▶ **Task item**
Could you retype all of the entries exactly, without their pictures?

▶ **Information given**
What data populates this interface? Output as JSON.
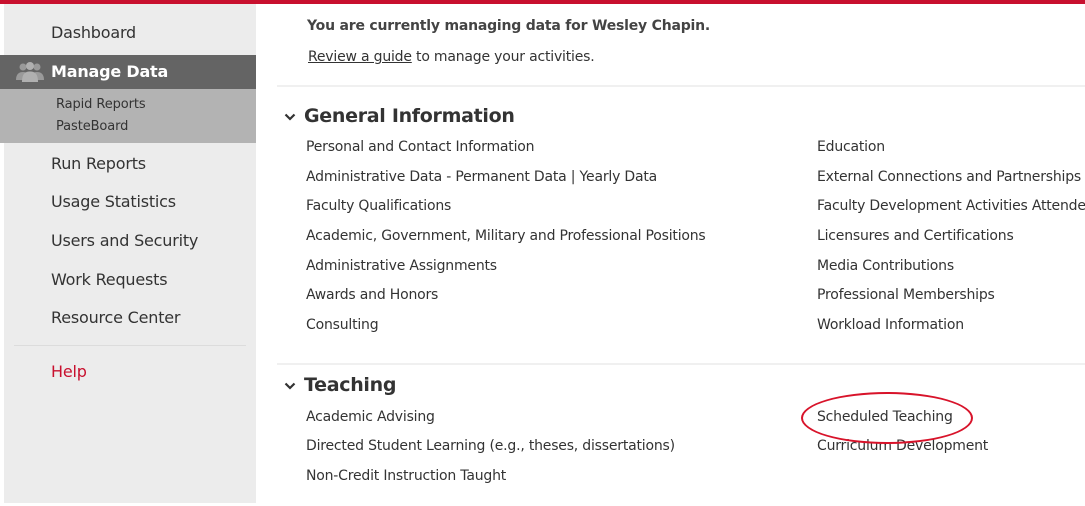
{
  "colors": {
    "brand": "#c8102e",
    "sidebar_bg": "#ececec",
    "active_bg": "#646464",
    "subnav_bg": "#b3b3b3",
    "annotation": "#d8132a"
  },
  "sidebar": {
    "items": [
      {
        "label": "Dashboard"
      },
      {
        "label": "Manage Data",
        "icon": "users-icon",
        "active": true
      },
      {
        "label": "Run Reports"
      },
      {
        "label": "Usage Statistics"
      },
      {
        "label": "Users and Security"
      },
      {
        "label": "Work Requests"
      },
      {
        "label": "Resource Center"
      }
    ],
    "subitems": [
      {
        "label": "Rapid Reports"
      },
      {
        "label": "PasteBoard"
      }
    ],
    "help": {
      "label": "Help"
    }
  },
  "main": {
    "intro": "You are currently managing data for Wesley Chapin.",
    "guide_link": "Review a guide",
    "guide_rest": " to manage your activities.",
    "sections": [
      {
        "title": "General Information",
        "icon": "chevron-down-icon",
        "left": [
          "Personal and Contact Information",
          "Administrative Data - Permanent Data | Yearly Data",
          "Faculty Qualifications",
          "Academic, Government, Military and Professional Positions",
          "Administrative Assignments",
          "Awards and Honors",
          "Consulting"
        ],
        "right": [
          "Education",
          "External Connections and Partnerships",
          "Faculty Development Activities Attended",
          "Licensures and Certifications",
          "Media Contributions",
          "Professional Memberships",
          "Workload Information"
        ]
      },
      {
        "title": "Teaching",
        "icon": "chevron-down-icon",
        "left": [
          "Academic Advising",
          "Directed Student Learning (e.g., theses, dissertations)",
          "Non-Credit Instruction Taught"
        ],
        "right": [
          "Scheduled Teaching",
          "Curriculum Development"
        ],
        "highlighted": "Scheduled Teaching"
      }
    ]
  }
}
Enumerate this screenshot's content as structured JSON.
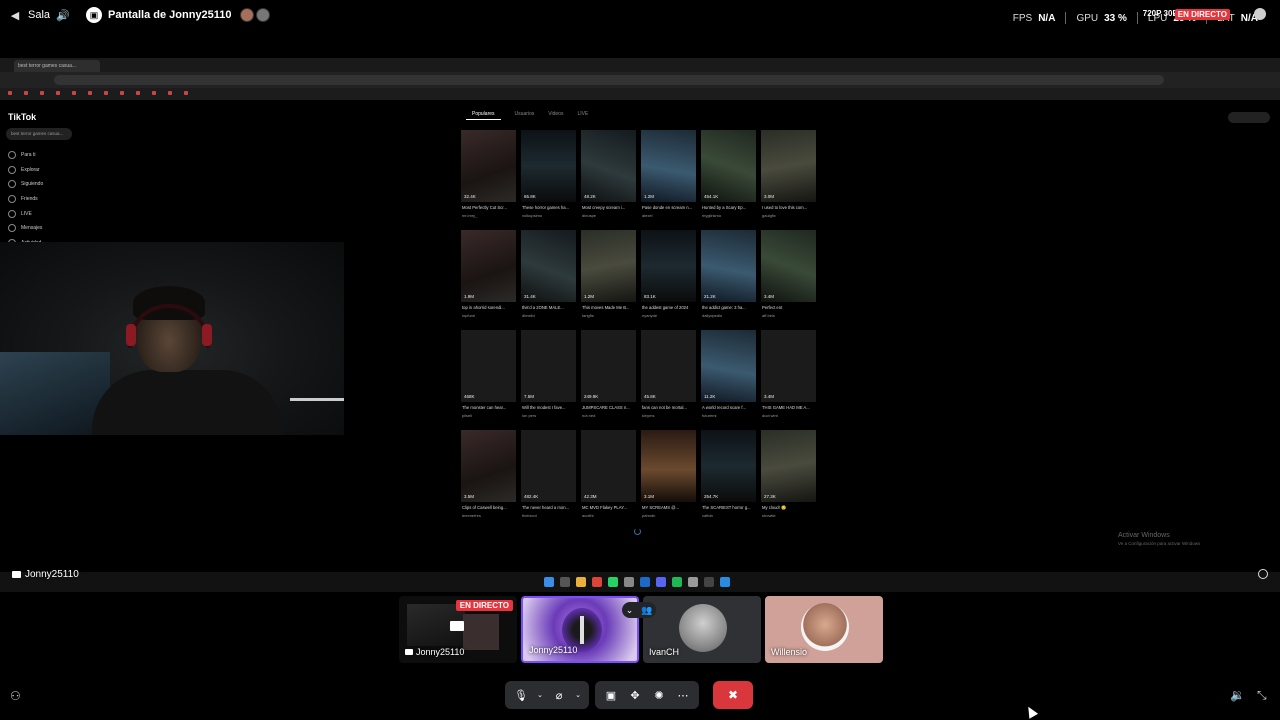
{
  "topbar": {
    "channel": "Sala",
    "screen_title": "Pantalla de Jonny25110",
    "fps_label": "FPS",
    "fps_value": "N/A",
    "gpu_label": "GPU",
    "gpu_value": "33 %",
    "lpu_label": "LPU",
    "lpu_value": "25 %",
    "lat_label": "LAT",
    "lat_value": "N/A",
    "resolution": "720P 30FPS",
    "live_badge": "EN DIRECTO"
  },
  "stream": {
    "tiktok_brand": "TikTok",
    "tiktok_search": "best terror games casua...",
    "tiktok_nav": [
      "Para ti",
      "Explorar",
      "Siguiendo",
      "Friends",
      "LIVE",
      "Mensajes",
      "Actividad"
    ],
    "tiktok_tabs": [
      "Populares",
      "Usuarios",
      "Videos",
      "LIVE"
    ],
    "videos": [
      {
        "views": "32.4K",
        "desc": "Most Perfectly Cut Scr...",
        "author": "mr.imry_"
      },
      {
        "views": "65.8K",
        "desc": "These horror games ha...",
        "author": "volkupsimo"
      },
      {
        "views": "48.2K",
        "desc": "Most creepy scream i...",
        "author": "dinospe"
      },
      {
        "views": "1.2M",
        "desc": "Pase donde en scream n...",
        "author": "alexel"
      },
      {
        "views": "454.1K",
        "desc": "Hunted by a Scary Ep...",
        "author": "myglinkmo"
      },
      {
        "views": "3.0M",
        "desc": "I used to love this com...",
        "author": "gaulgfix"
      },
      {
        "views": "1.9M",
        "desc": "top in ahorrid sorendi...",
        "author": "lopfunri"
      },
      {
        "views": "31.4K",
        "desc": "this'd a 2ONE MALE...",
        "author": "dimelid"
      },
      {
        "views": "1.2M",
        "desc": "This moves Made Me B...",
        "author": "fangfis"
      },
      {
        "views": "83.1K",
        "desc": "the addest game of 2024",
        "author": "nyanyde"
      },
      {
        "views": "21.2K",
        "desc": "the addict game: 3 ha...",
        "author": "dallydpedio"
      },
      {
        "views": "3.4M",
        "desc": "Perfect ent",
        "author": "aff.beis"
      },
      {
        "views": "468K",
        "desc": "The monster can hear...",
        "author": "pilsell"
      },
      {
        "views": "7.5M",
        "desc": "Will the modest I fave...",
        "author": "lon pers"
      },
      {
        "views": "249.9K",
        "desc": "JUMPSCARE CLASS n...",
        "author": "n/a ned"
      },
      {
        "views": "45.8K",
        "desc": "fans can not be mortal...",
        "author": "kinyms"
      },
      {
        "views": "11.2K",
        "desc": "A world record scare f...",
        "author": "futuremi"
      },
      {
        "views": "3.4M",
        "desc": "THIS GAME HAD ME A...",
        "author": "duct wint"
      },
      {
        "views": "3.5M",
        "desc": "Clips of Caswell being...",
        "author": "lemmerhrs"
      },
      {
        "views": "482.4K",
        "desc": "The never heard a mon...",
        "author": "thebroot"
      },
      {
        "views": "42.3M",
        "desc": "MC MVD Flakey PLAY...",
        "author": "aculthi"
      },
      {
        "views": "3.1M",
        "desc": "MY SCREAMS @...",
        "author": "pahndn"
      },
      {
        "views": "254.7K",
        "desc": "The SCARIEST horror g...",
        "author": "caftdn"
      },
      {
        "views": "27.3K",
        "desc": "My cloud! 🙂",
        "author": "showtie"
      }
    ],
    "activate_windows": "Activar Windows",
    "activate_windows_sub": "Ve a Configuración para activar Windows",
    "streamer_name": "Jonny25110"
  },
  "participants": [
    {
      "name": "Jonny25110",
      "screen": true,
      "live": "EN DIRECTO"
    },
    {
      "name": "Jonny25110",
      "screen": false
    },
    {
      "name": "IvanCH",
      "screen": false
    },
    {
      "name": "Willensio",
      "screen": false
    }
  ],
  "colors": {
    "live_red": "#e8343d",
    "leave_red": "#da373c",
    "speaking_border": "#7c4dff"
  }
}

▶ **Task result**
What data populates this interface? Output as JSON.
{
  "colors": {
    "brand": "#c8102e",
    "sidebar_bg": "#ececec",
    "active_bg": "#646464",
    "subnav_bg": "#b3b3b3",
    "annotation": "#d8132a"
  },
  "sidebar": {
    "items": [
      {
        "label": "Dashboard"
      },
      {
        "label": "Manage Data",
        "icon": "users-icon",
        "active": true
      },
      {
        "label": "Run Reports"
      },
      {
        "label": "Usage Statistics"
      },
      {
        "label": "Users and Security"
      },
      {
        "label": "Work Requests"
      },
      {
        "label": "Resource Center"
      }
    ],
    "subitems": [
      {
        "label": "Rapid Reports"
      },
      {
        "label": "PasteBoard"
      }
    ],
    "help": {
      "label": "Help"
    }
  },
  "main": {
    "intro": "You are currently managing data for Wesley Chapin.",
    "guide_link": "Review a guide",
    "guide_rest": " to manage your activities.",
    "sections": [
      {
        "title": "General Information",
        "icon": "chevron-down-icon",
        "left": [
          "Personal and Contact Information",
          "Administrative Data - Permanent Data | Yearly Data",
          "Faculty Qualifications",
          "Academic, Government, Military and Professional Positions",
          "Administrative Assignments",
          "Awards and Honors",
          "Consulting"
        ],
        "right": [
          "Education",
          "External Connections and Partnerships",
          "Faculty Development Activities Attended",
          "Licensures and Certifications",
          "Media Contributions",
          "Professional Memberships",
          "Workload Information"
        ]
      },
      {
        "title": "Teaching",
        "icon": "chevron-down-icon",
        "left": [
          "Academic Advising",
          "Directed Student Learning (e.g., theses, dissertations)",
          "Non-Credit Instruction Taught"
        ],
        "right": [
          "Scheduled Teaching",
          "Curriculum Development"
        ],
        "highlighted": "Scheduled Teaching"
      }
    ]
  }
}
Enumerate this screenshot's content as structured JSON.
{
  "topbar": {
    "channel": "Sala",
    "screen_title": "Pantalla de Jonny25110",
    "fps_label": "FPS",
    "fps_value": "N/A",
    "gpu_label": "GPU",
    "gpu_value": "33 %",
    "lpu_label": "LPU",
    "lpu_value": "25 %",
    "lat_label": "LAT",
    "lat_value": "N/A",
    "resolution": "720P 30FPS",
    "live_badge": "EN DIRECTO"
  },
  "stream": {
    "tiktok_brand": "TikTok",
    "tiktok_search": "best terror games casua...",
    "tiktok_nav": [
      "Para ti",
      "Explorar",
      "Siguiendo",
      "Friends",
      "LIVE",
      "Mensajes",
      "Actividad"
    ],
    "tiktok_tabs": [
      "Populares",
      "Usuarios",
      "Videos",
      "LIVE"
    ],
    "videos": [
      {
        "views": "32.4K",
        "desc": "Most Perfectly Cut Scr...",
        "author": "mr.imry_"
      },
      {
        "views": "65.8K",
        "desc": "These horror games ha...",
        "author": "volkupsimo"
      },
      {
        "views": "48.2K",
        "desc": "Most creepy scream i...",
        "author": "dinospe"
      },
      {
        "views": "1.2M",
        "desc": "Pase donde en scream n...",
        "author": "alexel"
      },
      {
        "views": "454.1K",
        "desc": "Hunted by a Scary Ep...",
        "author": "myglinkmo"
      },
      {
        "views": "3.0M",
        "desc": "I used to love this com...",
        "author": "gaulgfix"
      },
      {
        "views": "1.9M",
        "desc": "top in ahorrid sorendi...",
        "author": "lopfunri"
      },
      {
        "views": "31.4K",
        "desc": "this'd a 2ONE MALE...",
        "author": "dimelid"
      },
      {
        "views": "1.2M",
        "desc": "This moves Made Me B...",
        "author": "fangfis"
      },
      {
        "views": "83.1K",
        "desc": "the addest game of 2024",
        "author": "nyanyde"
      },
      {
        "views": "21.2K",
        "desc": "the addict game: 3 ha...",
        "author": "dallydpedio"
      },
      {
        "views": "3.4M",
        "desc": "Perfect ent",
        "author": "aff.beis"
      },
      {
        "views": "468K",
        "desc": "The monster can hear...",
        "author": "pilsell"
      },
      {
        "views": "7.5M",
        "desc": "Will the modest I fave...",
        "author": "lon pers"
      },
      {
        "views": "249.9K",
        "desc": "JUMPSCARE CLASS n...",
        "author": "n/a ned"
      },
      {
        "views": "45.8K",
        "desc": "fans can not be mortal...",
        "author": "kinyms"
      },
      {
        "views": "11.2K",
        "desc": "A world record scare f...",
        "author": "futuremi"
      },
      {
        "views": "3.4M",
        "desc": "THIS GAME HAD ME A...",
        "author": "duct wint"
      },
      {
        "views": "3.5M",
        "desc": "Clips of Caswell being...",
        "author": "lemmerhrs"
      },
      {
        "views": "482.4K",
        "desc": "The never heard a mon...",
        "author": "thebroot"
      },
      {
        "views": "42.3M",
        "desc": "MC MVD Flakey PLAY...",
        "author": "aculthi"
      },
      {
        "views": "3.1M",
        "desc": "MY SCREAMS @...",
        "author": "pahndn"
      },
      {
        "views": "254.7K",
        "desc": "The SCARIEST horror g...",
        "author": "caftdn"
      },
      {
        "views": "27.3K",
        "desc": "My cloud! 🙂",
        "author": "showtie"
      }
    ],
    "activate_windows": "Activar Windows",
    "activate_windows_sub": "Ve a Configuración para activar Windows",
    "streamer_name": "Jonny25110"
  },
  "participants": [
    {
      "name": "Jonny25110",
      "screen": true,
      "live": "EN DIRECTO"
    },
    {
      "name": "Jonny25110",
      "screen": false
    },
    {
      "name": "IvanCH",
      "screen": false
    },
    {
      "name": "Willensio",
      "screen": false
    }
  ],
  "colors": {
    "live_red": "#e8343d",
    "leave_red": "#da373c",
    "speaking_border": "#7c4dff"
  }
}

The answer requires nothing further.